Though you might be fed up with hearing the slogan “15 minutes could save you 15% or more on car insurance,” you have to appreciate its effectiveness: Geico has used that elevator pitch for about 25 years.
Indeed, being exposed to it over and over again is, if you will, the method behind the madness.
Likewise, a financial advisor needs an elevator pitch that succinctly sums up their expertise and how they help clients. And they should be able to convey that pitch in a single sentence: a “power phrase.”
Those that fail to generate one will “get passed over for the person who can,” argues Leibel Sternbach, chief technology officer of Fusion Capital Management and founder of Yields4U.com, a financial advisory focused on retirement planning, in an interview with ThinkAdvisor.

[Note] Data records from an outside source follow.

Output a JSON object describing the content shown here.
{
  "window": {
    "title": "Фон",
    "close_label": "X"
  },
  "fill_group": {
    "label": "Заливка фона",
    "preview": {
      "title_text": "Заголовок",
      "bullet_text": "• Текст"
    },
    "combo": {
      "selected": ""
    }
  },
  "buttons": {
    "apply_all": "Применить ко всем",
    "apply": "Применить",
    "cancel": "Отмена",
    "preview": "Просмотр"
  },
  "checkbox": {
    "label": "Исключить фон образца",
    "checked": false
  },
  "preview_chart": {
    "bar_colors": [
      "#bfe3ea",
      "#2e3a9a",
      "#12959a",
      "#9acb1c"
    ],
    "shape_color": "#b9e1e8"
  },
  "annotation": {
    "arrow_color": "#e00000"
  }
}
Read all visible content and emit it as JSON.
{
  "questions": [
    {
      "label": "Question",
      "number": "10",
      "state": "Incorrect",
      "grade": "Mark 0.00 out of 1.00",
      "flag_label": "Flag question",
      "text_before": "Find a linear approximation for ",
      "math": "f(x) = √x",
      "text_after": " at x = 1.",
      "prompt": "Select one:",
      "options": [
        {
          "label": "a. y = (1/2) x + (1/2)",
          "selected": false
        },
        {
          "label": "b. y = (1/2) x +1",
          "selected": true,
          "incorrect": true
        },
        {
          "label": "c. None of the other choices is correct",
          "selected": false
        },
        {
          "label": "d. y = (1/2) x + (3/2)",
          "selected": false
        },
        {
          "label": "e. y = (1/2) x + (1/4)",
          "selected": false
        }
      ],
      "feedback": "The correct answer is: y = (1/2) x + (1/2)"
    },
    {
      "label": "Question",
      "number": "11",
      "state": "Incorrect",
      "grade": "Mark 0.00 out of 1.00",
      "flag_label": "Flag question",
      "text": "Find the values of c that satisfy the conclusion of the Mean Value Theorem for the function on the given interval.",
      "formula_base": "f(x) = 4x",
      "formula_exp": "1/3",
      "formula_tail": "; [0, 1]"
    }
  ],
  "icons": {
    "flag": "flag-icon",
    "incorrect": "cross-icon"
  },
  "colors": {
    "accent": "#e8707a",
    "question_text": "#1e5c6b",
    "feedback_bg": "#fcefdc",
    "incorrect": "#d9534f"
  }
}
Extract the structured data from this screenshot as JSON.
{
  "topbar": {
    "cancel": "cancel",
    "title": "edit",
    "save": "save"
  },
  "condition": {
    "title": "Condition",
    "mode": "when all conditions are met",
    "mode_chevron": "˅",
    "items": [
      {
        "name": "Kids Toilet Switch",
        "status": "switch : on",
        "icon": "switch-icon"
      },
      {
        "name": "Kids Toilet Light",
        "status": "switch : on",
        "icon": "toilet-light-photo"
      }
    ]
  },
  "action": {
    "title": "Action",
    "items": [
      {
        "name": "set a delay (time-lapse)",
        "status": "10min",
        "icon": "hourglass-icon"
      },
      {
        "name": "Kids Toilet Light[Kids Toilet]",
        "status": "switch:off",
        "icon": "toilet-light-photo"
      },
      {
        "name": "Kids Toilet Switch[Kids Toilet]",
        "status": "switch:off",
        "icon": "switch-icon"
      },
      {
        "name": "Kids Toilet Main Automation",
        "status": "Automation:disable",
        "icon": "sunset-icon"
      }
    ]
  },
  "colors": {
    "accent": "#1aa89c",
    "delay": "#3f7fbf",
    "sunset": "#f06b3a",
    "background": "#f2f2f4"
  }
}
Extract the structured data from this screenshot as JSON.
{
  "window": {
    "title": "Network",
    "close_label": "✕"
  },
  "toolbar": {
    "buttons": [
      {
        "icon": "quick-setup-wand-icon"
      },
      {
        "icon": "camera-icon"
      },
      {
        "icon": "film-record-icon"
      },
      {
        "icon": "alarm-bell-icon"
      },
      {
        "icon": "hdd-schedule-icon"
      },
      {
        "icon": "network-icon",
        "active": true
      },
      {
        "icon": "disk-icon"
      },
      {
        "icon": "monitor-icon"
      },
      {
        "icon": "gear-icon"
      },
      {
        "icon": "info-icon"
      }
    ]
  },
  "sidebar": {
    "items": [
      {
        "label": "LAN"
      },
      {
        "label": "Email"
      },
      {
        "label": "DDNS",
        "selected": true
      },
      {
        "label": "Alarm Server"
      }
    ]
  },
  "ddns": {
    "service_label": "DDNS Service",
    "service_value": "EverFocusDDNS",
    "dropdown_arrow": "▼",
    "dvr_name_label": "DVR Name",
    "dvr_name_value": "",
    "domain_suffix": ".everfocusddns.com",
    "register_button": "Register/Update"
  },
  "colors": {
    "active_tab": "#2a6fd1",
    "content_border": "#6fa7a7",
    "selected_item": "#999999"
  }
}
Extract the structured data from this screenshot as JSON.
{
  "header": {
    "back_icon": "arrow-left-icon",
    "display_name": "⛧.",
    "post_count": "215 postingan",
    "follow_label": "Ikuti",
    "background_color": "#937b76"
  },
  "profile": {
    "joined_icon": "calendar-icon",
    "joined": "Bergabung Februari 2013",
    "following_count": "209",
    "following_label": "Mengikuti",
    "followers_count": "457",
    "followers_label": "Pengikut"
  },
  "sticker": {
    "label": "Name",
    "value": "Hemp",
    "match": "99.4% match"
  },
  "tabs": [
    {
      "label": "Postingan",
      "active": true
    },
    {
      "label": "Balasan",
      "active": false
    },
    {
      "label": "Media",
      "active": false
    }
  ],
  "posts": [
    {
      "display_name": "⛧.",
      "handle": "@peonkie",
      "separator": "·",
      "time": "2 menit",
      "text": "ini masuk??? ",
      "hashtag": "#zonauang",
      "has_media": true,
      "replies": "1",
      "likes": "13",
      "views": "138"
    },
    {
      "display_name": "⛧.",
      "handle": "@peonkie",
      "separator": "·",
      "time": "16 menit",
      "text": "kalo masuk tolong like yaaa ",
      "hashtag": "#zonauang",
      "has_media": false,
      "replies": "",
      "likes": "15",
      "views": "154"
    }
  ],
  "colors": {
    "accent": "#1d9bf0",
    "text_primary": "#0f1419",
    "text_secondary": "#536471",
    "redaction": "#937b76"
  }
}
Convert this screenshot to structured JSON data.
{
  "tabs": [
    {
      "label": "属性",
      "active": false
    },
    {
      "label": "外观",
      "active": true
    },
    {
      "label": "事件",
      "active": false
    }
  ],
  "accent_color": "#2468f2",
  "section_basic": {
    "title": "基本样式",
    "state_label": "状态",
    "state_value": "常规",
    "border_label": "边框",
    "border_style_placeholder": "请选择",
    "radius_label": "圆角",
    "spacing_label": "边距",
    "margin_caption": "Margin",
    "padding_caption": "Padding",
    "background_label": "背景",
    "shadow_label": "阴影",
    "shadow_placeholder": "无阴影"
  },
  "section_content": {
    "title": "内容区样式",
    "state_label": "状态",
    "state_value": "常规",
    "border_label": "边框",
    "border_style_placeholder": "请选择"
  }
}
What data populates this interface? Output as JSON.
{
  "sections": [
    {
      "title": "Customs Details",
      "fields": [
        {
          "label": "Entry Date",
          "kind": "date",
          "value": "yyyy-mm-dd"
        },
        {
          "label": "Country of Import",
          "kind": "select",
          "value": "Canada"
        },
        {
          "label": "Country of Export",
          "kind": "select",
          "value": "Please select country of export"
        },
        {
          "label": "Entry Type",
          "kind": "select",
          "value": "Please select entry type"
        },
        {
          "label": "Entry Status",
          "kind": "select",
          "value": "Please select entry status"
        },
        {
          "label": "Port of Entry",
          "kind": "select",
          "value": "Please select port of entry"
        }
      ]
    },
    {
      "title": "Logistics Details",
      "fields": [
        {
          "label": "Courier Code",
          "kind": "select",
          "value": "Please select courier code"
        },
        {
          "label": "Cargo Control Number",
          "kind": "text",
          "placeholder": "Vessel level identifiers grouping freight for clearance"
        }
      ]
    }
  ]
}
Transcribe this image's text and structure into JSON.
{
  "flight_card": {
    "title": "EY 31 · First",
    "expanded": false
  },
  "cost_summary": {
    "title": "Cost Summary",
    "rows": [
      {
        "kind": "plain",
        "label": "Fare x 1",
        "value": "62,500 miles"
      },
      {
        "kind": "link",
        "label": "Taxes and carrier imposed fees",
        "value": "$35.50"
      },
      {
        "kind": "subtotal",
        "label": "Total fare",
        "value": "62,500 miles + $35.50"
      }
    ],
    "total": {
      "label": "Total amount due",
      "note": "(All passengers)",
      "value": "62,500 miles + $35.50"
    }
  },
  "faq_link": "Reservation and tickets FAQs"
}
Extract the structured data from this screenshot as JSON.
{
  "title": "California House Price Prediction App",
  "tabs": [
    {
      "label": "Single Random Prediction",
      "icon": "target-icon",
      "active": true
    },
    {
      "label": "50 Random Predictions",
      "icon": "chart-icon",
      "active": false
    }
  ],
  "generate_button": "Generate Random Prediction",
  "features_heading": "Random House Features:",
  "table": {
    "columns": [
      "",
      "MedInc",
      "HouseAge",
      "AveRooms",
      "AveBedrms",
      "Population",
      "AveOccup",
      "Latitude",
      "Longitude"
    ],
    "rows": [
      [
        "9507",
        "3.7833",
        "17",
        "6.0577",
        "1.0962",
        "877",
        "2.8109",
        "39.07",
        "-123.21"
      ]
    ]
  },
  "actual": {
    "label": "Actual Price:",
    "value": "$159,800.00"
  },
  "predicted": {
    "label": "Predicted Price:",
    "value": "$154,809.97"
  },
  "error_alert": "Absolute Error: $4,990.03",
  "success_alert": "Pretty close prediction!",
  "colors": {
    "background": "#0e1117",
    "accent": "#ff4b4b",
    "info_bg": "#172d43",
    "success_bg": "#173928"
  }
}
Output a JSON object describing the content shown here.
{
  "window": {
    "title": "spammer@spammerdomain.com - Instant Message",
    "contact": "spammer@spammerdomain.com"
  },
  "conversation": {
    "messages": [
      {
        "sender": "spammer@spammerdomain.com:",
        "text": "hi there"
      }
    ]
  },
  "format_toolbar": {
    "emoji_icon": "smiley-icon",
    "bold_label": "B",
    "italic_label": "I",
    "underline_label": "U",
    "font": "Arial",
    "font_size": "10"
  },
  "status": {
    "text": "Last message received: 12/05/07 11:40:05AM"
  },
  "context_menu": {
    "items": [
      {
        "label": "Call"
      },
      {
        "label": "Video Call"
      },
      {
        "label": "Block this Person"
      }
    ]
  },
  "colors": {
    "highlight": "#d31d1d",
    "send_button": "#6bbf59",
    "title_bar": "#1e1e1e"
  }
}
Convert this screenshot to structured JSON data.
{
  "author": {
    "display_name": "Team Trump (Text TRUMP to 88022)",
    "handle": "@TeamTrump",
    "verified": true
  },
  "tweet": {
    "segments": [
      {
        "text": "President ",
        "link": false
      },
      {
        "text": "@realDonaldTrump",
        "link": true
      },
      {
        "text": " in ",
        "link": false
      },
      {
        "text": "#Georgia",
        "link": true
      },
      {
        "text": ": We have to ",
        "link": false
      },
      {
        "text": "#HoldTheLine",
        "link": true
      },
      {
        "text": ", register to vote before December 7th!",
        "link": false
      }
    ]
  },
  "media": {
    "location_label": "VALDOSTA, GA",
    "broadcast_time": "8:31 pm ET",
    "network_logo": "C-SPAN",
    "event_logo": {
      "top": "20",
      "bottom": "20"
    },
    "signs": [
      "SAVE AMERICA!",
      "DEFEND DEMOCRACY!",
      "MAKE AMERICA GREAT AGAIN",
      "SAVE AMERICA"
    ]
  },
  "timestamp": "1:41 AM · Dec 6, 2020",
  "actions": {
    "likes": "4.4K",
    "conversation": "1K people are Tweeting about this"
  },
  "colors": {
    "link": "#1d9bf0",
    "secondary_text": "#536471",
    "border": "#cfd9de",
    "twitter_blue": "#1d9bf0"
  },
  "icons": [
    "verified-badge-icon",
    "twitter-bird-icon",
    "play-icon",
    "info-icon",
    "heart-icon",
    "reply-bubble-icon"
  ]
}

An investment advisor representative at Fusion, Sternbach is the author of two new books, “Authenticity: Dominate the Market by Being Yourself” (April 2021) and “Living With Financial Anxiety” (May 2021), both published by Primedia E-launch.
The elevator pitch, the certified National Social Security Advisor says in the interview, should inform all messages and advertising, especially retargeting ads. These follow folks around online, showing up nearly everywhere after they’ve clicked on a particular product or service.
“If you’re not doing [retargeting ads], your competition certainly is, and they’re the ones your prospects will see thousands of times.
“[When they’re ready to commit], chances are they’re going to go with the person who they’ve seen most often,” says Sternbach, who has coached more than 400 advisors.
The chartered financial consultant also explains how cognitive dissonance — which causes confusion — kills sales and how writing a blog is the first step to developing an emotional relationship with prospects.
Consistency and repetition are the name of the game for reaching and attracting target prospects, and a concise elevator pitch is at the heart of that strategy, says Sternbach, who is an accredited portfolio management advisor.
Two marketing firms for advisors that he founded, Radical Printing and Radical Promoting, were acquired by Fusion, an RIA, in 2017.
ThinkAdvisor recently interviewed Sternbach, an enrolled agent with the IRS, who was on the phone from his Melville, New York, base.
He highlighted the importance of putting time and energy into only social media that attract the advisor’s target demographic.
That likely leaves Twitter out of the mix, according to Sternbach: “I have yet to meet an advisor who has found real success on Twitter,” he says.
Here are excerpts of our conversation:
THINKADVISOR: It’s essential for financial advisors to have a 30- to 60-second elevator pitch, you write. Why do FAs need that?
LEIBEL STERNBACH: To communicate what they do, how they can help people and why they’re the expert at solving a particular problem. If you can’t do that in a quick, succinct manner, you’re going to get passed over for the person who can.
The more your prospects know with absolute clarity how you can help them, the more successful you’ll be.
When would an FA use the pitch?
It informs everything. It translates into their messaging and branding. Use it to inform all marketing, whether it’s a Facebook ad, a website banner ad or a mailer inviting people to, say, a Social Security event.
If you don’t have your elevator pitch down, nothing will be in line.
Should it be something clever like an advertising headline rather than straightforward information?
You need to differentiate between a marketing ploy versus “This is what we do,” which is your recurring branding message.
For instance, Geico uses “15 minutes could save you 15% or more on car insurance.” What they do and the value they provide is extremely clear. They may keep coming up with clever new marketing ploys, but the message at the end of the ad is always “15 minutes could save you 15% or more on car insurance.”
You write about “power phrases.” What are they?
It’s your elevator pitch condensed into a single sentence [or catchphrase] 30 to 60 seconds long. It’s the punchline to your blog post, how you end your emails, and in every online ad you do.
You should have two or three power phrases — the second one telling something almost as important as the first but not as critical.
It’s for people who have already been in your [marketing] funnel and are getting to know you.
You rotate a third phrase throughout your messaging. This repetition is the way you communicate to prospects: Here’s what you do and how you help people. It’s where you show what your value is.
What’s an example of a good financial advisor power phrase?
We had a client whose five sons worked in his [family] business as advisors; his wife was the office manager.
So he wanted his clients to know what differentiated him from the competition was that “when you walk into our office, you’re family and you’re working with family.” That’s a very powerful message.
You don’t want to say, “We provide the best investment service.” No one really cares [about hearing that], but they do really care about being taken care of and being part of that family.
“Cognitive dissonance is the killer of sales,” you say. How do you avoid that problem?
Cognitive dissonance is when your mind is presented with two conflicting ideas that cannot be true at the same time. It leads to [prospects] not making a decision.
It comes up when advisors say things that are incongruent. For example, you told the prospect you’re an expert on Social Security, but when they came in, all you’re taking about is investments.
They think: “Is he a Social Security expert, or an investment guy?” You need to be extremely clear and consistent.
Being on Facebook is “a must for any business nowadays,” you write. How come?